Dear Car Talk: I bought a 1996 Toyota Land Cruiser last year. A “code PO306” for “cylinder six misfire” was found by the local Toyota dealer. He swapped the plugs between cylinders five and six, and the misfire moved to cylinder five.
Should I have the plugs replaced? I am an old lady and know very little about cars. Thank you for your advice. – Mary
Mary, I want to thank you for sending in the easiest question I’ve had in 10 years. Would you write in every week, please? You and your dealer did all the diagnostic work already.
I take it your Land Cruiser was running rough, so you took it to the dealer. They scanned your car, and the computer told them that cylinder six was misfiring. The next step was to figure out why.
So the dealer did a very smart and simple test. He removed the spark plug from cylinder six and put it in cylinder five. Lo and behold, the problem followed that spark plug. Now cylinder five misfired. So he knew it was the spark plug’s fault.
That also allowed him to rule out a wiring issue, a compression issue and the possibility that someone left a screwdriver in your number six cylinder the last time you were in for service. All he had to do at that point was to replace the spark plug, charge you $850 for the diagnostics and send you on your way.
Now, it’s possible that something is fouling that spark plug, but I’m assuming your mechanic checked for that and ruled it out. It’s more likely that your spark plugs just haven’t been replaced since 1996, and the ceramic insulation on one of them cracked. If that’s the case, I would recommend replacing all of them at this point. Replacing all six will probably cost you in the neighborhood of $300 at the dealer. The plugs are about $25 each and, since there’s an air hose and a few plastic covers in the way of the rearmost plugs, they’ll charge you an hour’s labor for the job.
But that ought to fix it, Mary.
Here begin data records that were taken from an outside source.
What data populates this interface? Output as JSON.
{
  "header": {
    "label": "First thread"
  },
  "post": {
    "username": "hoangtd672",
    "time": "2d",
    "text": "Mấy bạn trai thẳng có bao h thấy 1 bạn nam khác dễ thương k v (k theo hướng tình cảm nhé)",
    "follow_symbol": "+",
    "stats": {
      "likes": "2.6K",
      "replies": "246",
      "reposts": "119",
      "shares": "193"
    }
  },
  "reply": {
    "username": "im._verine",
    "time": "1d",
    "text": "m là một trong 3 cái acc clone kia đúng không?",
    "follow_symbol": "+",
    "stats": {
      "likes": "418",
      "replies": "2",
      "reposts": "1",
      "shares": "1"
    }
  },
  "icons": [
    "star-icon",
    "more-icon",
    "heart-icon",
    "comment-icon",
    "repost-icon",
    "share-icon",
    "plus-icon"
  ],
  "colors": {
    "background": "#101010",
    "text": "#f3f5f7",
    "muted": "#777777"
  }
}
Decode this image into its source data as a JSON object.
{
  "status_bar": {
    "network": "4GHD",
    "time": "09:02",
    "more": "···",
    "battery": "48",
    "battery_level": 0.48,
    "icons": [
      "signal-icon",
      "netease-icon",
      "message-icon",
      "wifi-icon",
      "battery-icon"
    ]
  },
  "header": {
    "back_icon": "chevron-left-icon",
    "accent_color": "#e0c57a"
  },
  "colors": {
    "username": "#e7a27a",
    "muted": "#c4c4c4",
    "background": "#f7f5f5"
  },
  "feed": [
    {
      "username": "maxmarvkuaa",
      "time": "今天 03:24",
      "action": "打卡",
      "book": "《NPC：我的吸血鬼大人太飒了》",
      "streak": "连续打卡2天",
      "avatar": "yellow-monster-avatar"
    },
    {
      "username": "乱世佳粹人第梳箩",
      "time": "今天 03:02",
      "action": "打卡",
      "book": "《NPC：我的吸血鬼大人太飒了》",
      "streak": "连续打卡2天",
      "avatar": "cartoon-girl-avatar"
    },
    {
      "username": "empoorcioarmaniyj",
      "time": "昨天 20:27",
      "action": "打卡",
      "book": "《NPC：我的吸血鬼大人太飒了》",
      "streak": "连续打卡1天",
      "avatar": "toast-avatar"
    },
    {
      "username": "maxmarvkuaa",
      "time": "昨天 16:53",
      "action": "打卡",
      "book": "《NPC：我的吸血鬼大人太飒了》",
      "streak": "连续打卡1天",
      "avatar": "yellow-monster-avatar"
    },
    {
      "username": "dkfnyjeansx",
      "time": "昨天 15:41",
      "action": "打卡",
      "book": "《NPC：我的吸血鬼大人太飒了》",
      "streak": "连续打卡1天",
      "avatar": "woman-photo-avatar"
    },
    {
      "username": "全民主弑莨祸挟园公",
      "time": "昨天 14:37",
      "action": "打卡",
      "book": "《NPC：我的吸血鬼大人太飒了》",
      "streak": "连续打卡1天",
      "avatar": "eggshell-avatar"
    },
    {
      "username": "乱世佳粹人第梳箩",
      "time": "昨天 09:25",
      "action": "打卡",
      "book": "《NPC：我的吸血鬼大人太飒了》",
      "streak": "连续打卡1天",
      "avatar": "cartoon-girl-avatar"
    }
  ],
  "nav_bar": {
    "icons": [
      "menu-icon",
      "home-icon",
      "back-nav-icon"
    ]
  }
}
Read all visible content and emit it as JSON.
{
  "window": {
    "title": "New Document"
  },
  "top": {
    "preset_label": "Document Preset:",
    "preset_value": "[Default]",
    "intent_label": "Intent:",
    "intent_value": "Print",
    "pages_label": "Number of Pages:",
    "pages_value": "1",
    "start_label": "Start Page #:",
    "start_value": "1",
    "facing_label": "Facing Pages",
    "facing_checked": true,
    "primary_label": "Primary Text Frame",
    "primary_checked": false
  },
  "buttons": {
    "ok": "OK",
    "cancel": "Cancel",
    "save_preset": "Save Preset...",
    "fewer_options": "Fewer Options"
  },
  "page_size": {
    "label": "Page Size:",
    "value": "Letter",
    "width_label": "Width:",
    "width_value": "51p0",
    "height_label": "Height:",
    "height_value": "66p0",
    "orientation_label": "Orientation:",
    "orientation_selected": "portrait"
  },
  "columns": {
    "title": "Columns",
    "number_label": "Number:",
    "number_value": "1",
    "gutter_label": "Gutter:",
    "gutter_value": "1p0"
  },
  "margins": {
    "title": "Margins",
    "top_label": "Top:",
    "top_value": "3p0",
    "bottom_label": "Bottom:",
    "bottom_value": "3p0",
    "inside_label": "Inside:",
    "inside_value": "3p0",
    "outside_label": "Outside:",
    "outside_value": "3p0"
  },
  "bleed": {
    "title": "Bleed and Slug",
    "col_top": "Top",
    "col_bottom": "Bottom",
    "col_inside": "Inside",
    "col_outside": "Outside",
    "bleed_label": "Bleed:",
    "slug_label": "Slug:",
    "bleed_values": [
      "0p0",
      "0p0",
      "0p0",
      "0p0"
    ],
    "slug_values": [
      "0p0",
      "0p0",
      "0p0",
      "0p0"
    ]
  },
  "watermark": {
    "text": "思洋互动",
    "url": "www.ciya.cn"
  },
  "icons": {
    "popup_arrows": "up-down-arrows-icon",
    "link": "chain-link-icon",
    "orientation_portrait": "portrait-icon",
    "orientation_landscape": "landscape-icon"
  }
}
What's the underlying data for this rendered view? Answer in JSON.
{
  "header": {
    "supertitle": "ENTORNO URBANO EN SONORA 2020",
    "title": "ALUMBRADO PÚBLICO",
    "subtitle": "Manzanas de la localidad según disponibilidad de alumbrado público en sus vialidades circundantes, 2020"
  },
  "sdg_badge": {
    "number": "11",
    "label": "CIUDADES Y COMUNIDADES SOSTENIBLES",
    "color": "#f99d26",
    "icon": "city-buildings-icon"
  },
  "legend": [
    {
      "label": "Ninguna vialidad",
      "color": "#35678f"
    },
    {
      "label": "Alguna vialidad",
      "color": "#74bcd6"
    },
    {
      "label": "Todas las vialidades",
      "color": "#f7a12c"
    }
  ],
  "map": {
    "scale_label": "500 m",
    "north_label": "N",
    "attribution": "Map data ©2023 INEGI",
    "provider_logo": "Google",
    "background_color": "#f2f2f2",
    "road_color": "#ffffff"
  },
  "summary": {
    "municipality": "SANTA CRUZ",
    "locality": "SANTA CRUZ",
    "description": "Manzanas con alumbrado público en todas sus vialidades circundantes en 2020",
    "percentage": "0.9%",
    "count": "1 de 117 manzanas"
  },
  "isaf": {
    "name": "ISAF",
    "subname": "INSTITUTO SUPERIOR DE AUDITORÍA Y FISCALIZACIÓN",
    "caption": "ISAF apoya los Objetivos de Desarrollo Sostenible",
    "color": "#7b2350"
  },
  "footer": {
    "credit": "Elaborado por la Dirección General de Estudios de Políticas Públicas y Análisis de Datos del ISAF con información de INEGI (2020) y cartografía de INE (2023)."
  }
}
Enjoy your Land Crusher.
(Car Talk is written by Ray Magliozzi who, along with his brother, the late Tom Magliozzi, hosted the long-running syndicated radio show “Car Talk.” To ask a car question, visit www.cartalk.com and click on Contact.)